Bex Nathalie Racheter


Despite the fact that traces of cavemen have been found here, it would appear that the area around Bex was only inhabited with any regularity very late. For a long time, the big plain on which Bex would later be situated was a huge swamp, bisected by arms of the Rhône that changed course depending on the currents.
It was only in 574 that Bex was mentioned for the first time in history, on the occasion of an important battle between the Francs who inhabited Bex, and the Lombards who had invaded what is Valais today. Bex was then a border region and the entire later Middle Ages must have been particularly troubled. While the village belonged to the Count of Savoy, a château was built on Chiètres Hill in 1150, which overlooked the entrance to the valley of the lower Rhône. Built by Girold of Bex, lord of the region, it was soon accompanied by two other buildings which completed this defence network. A tower surrounded by ramparts was soon erected to overlook the exit of the Avançon Valley and protected access to the village of Belmont which today has completely disappeared. It also appears that at this time Belmont was bigger than Bex, because the inhabitants had sought the peace of the hills due to the battles raging in the more accessible areas. Finally, the last tower located above the meeting of the Avançons of Anzeindaz and Nant, at the end of the valley, served to shoot back at invaders coming from Pas de Cheville pass.

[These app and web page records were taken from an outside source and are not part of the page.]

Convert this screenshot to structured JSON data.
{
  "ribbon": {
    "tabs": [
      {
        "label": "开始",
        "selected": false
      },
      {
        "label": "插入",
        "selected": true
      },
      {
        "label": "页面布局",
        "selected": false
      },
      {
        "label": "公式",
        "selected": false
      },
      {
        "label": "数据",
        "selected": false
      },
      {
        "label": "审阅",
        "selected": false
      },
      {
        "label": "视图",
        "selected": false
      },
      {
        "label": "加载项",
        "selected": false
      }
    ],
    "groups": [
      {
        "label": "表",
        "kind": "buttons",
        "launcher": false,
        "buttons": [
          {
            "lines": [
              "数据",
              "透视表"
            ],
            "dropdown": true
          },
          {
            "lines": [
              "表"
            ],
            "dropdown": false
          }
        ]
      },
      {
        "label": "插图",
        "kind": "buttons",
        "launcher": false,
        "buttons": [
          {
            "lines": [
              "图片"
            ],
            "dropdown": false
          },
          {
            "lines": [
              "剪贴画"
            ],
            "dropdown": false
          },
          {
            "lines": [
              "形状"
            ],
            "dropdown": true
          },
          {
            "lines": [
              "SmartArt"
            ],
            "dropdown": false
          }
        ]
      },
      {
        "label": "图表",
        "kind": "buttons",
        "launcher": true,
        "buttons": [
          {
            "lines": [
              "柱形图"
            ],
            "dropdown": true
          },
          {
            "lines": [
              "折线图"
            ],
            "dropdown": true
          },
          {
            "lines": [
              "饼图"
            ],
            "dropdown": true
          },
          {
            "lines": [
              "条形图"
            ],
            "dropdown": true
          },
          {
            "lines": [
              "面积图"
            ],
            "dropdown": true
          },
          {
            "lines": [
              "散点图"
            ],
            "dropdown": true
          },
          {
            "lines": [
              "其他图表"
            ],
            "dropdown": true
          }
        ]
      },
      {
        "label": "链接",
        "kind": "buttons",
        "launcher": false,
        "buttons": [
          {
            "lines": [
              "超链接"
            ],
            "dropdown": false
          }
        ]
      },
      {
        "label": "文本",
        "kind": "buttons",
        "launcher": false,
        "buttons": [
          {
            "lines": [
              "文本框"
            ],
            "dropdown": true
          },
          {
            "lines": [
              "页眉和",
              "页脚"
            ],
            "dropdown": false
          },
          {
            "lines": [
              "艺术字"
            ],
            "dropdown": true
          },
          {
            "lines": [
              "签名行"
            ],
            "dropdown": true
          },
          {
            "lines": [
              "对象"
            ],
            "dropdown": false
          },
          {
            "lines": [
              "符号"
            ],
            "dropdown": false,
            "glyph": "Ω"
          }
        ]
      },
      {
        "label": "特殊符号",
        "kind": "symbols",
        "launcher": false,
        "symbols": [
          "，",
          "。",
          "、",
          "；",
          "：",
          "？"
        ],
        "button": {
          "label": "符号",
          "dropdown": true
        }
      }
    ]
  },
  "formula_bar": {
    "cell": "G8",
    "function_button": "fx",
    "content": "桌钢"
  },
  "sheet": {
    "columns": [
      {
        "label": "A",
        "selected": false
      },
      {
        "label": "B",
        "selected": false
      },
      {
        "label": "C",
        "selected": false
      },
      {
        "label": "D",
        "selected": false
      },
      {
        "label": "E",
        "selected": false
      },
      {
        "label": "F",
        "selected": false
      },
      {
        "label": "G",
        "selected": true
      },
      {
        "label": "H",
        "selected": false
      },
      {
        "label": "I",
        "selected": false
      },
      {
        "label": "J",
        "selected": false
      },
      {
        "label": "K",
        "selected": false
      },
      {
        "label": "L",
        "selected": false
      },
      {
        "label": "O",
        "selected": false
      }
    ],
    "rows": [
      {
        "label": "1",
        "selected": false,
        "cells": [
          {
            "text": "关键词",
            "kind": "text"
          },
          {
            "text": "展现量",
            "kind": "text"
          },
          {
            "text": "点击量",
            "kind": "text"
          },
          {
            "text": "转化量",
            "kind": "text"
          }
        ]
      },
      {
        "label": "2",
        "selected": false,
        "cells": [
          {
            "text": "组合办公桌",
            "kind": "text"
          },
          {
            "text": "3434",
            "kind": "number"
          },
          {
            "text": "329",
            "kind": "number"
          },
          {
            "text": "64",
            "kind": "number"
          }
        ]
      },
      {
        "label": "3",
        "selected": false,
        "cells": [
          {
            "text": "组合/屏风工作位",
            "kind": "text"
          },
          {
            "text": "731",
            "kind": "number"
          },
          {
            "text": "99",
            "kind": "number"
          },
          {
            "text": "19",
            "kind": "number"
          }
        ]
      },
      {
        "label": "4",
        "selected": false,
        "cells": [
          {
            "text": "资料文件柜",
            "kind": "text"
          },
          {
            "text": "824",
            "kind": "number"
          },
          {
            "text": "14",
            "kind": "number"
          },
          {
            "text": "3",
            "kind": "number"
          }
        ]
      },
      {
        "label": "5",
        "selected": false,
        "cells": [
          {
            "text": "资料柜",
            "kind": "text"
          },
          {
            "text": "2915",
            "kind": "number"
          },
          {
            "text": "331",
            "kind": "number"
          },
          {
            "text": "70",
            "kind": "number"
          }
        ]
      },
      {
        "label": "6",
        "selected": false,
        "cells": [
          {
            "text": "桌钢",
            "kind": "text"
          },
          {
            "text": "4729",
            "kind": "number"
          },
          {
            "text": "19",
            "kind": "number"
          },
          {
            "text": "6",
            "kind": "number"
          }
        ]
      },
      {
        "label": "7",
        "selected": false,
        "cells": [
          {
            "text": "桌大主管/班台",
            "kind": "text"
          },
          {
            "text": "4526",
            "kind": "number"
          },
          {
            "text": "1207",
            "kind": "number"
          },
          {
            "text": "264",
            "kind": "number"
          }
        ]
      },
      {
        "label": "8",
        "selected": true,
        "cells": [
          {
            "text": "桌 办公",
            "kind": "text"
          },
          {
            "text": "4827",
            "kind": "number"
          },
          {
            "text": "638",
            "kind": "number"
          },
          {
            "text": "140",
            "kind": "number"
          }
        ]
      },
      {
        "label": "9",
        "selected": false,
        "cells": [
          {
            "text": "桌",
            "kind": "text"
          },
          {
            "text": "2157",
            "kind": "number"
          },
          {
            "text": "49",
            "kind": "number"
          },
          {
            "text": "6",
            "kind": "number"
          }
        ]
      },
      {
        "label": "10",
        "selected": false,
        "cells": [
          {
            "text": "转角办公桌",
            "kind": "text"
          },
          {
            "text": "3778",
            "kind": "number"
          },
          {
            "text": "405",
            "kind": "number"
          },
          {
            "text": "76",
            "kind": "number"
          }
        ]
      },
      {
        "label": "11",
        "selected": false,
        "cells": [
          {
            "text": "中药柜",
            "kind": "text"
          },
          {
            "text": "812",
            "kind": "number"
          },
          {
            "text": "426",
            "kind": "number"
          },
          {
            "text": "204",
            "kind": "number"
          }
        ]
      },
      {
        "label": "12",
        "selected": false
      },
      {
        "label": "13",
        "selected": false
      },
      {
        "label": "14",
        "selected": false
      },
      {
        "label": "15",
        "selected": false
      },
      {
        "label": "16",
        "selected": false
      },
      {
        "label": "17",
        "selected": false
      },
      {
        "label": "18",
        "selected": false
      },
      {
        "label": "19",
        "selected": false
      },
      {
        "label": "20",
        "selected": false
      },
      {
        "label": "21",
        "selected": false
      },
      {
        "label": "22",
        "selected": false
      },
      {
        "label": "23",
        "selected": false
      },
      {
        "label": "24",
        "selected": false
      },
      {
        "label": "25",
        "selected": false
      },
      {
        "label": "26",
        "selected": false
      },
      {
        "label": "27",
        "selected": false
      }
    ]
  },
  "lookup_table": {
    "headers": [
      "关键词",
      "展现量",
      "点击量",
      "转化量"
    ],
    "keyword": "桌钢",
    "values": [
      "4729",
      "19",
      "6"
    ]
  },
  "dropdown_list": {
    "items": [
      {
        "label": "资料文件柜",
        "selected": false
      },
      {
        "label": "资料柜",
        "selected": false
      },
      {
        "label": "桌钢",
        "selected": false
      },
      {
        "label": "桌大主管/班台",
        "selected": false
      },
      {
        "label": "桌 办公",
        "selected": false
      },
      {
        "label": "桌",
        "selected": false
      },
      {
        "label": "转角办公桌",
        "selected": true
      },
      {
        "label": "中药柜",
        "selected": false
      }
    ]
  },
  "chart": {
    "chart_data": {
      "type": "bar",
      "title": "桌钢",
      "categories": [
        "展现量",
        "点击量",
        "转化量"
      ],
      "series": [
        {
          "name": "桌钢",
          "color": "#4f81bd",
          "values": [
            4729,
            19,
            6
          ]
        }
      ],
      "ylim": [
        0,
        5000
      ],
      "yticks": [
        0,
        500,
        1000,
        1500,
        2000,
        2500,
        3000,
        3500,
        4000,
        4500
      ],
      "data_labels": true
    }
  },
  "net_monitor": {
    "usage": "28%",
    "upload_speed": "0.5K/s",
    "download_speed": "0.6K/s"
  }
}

An important route from France to Italy crossed the region and had important traffic at the time, which brought both advantages as well as unfortunately the disadvantages of the problems of war and pillaging.
Due to its location, the region served as a border and was of considerable importance for the Count of Savoy, justifying the defences that he built there.
Later, Bex became an integral part of the Republic of Bern. All this began with a punitive expedition by Bern on the village in 1464. A group of Bernese soldiers hurtled down the mountain, stripped an abandoned property and left with their loot. Twelve years later, the Republic of Bern took the entire Chablais Vaudois region (including Bern) and took command under the name of the Aigle Government. Bern reformed both the religion and the life of the citizens, improving the culture and developing salt mining to the great benefit of the community’s economy. The Rhône was then dammed, thus improving the cultivation surfaces.

The arrival of tourism resulted in a giant step forward on the economic front. The reconversion turned out to be extremely hard and could only take place thanks to industries which since the beginning of the century had begun to spring up. Bex’s luck at the time lay underground and stemmed from salt mining, from its gypsum or plaster and its water which powered its electrical plants. Industrious Bex continued its trajectory and recent years have seen new activities develop, without in any way neglecting the fundamental assets provided by its natural environment, cultures and vineyards, the fame of which has grown exponentially
The Salt Mines

The Salt Mines

In ancient times, in the Middle Ages and up until quite recently, salt was a product that was both indispensable and an important source of revenue. The discovery of salt deposits in Vaud goes back to the 15th century. According to the legend, a shepherd taking his goats to graze in Panex, above Ollon, and to Fondement near Bex, noticed that his goats demonstrated a preference for the water from two sources. Having tasted it, he found it salty – which was confirmed after he boiled it after which he noticed that when it evaporated it left a fine salt deposit at the bottom of the pot. The salt mines are a vast network of galleries and shafts, staircases and rooms stretching for more than 50km with a constant temperature of 17 degrees, and access through the gate at Bouillet, above Les Dévens hamlet.